One of the darker sides of social media is the tendency to constantly compare your life with those around you.
While on the one hand, it’s nice to be able to connect with pals, do a little self-promo or get inspiration from like-minded folk, the flip-side is that social media platforms provide a vantage point to see what everyone else is doing around you, too.
I think back to when I was in my early twenties with a very successful career in fashion buying. Facebook had just been invented, but I didn’t have an account. Thought it was some kind of ‘Murrrrrican High School thing that wouldn’t catch on, lol. Twitter and Instagram didn’t even exist.
I had a company car, was regularly flying business-class on international buying trips, and handling multi-million pound budgets. I recall arriving at a hotel in Lake Como, Italy, once. I removed my (not fake) Chanel shades to survey the scene. It was a beautiful sunny day, my room overlooked the lake and I felt very, very content.
I was confident, self-assured, focused and extremely happy with my lot. Yes, I’d worked hard to get where I was but I wasn’t clouded by self-doubt or distracted by what (I thought) my peers were doing, or how much they were earning.
Aside from the sheer, ballsy confidence of simply being a young sass-pot, I can only attribute my ‘zero f*cks’ demeanour to the fact that I simply didn’t know what my peers were doing.
Without social media to give me a glimpse into their world, my focus remained firmly on mine.
So I’m trying to take this approach in the present day. It’s one of the main reasons I’ve deleted Snapchat completely and refuse to use Insta Stories. I’ve also deleted the Facebook app off my phone completely, so I’ll only browse occasionally, when on my desktop.
While I’m happy for the success of my friends and peers, and will always be a cheerleader, supporting them when I can, I’m also remembering to stay in my own lane.
That is, to not get side-tracked from the goals I’ve set for myself (I have a tendency to take inspiration from EVERYONE and think, “I can do that!” – which may be so, but you can’t do ALL the things, all at once).
I’m sure I’ll be writing more on this topic, as in this digital age, learning how to to swerve self-comparison is the Holy Grail of social media.
For now, I feel like the answer, as with many things, is interaction and collaboration – of the human kind. You don’t have to do everything on your own.

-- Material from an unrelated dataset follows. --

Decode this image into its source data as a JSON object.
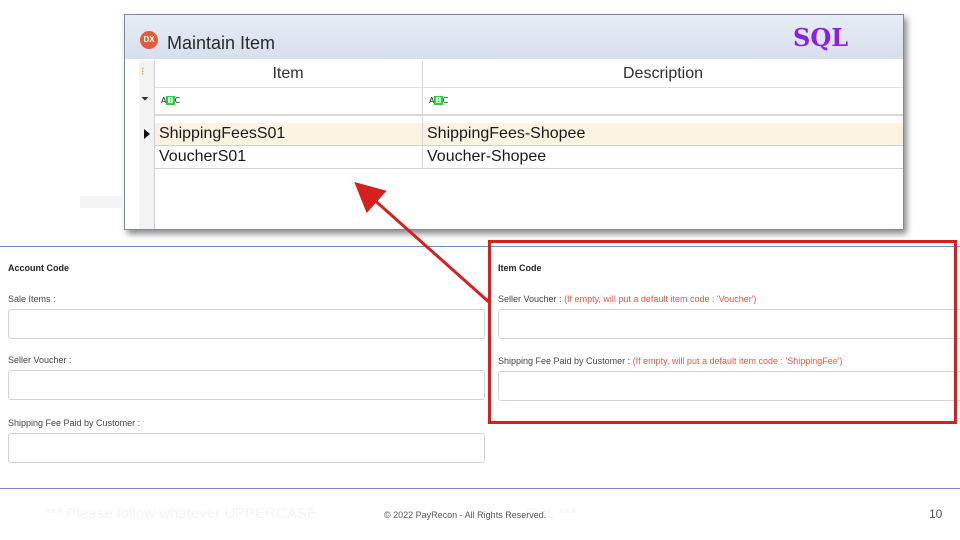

Secondly, if you speak to the people you envy, you’ll often find there is a backstory, full of obstacles, sacrifices and sheer hard work getting them to the position on the pedestal you’ve put them on.
Thirdly, you’ll probably find they’re envious of YOU.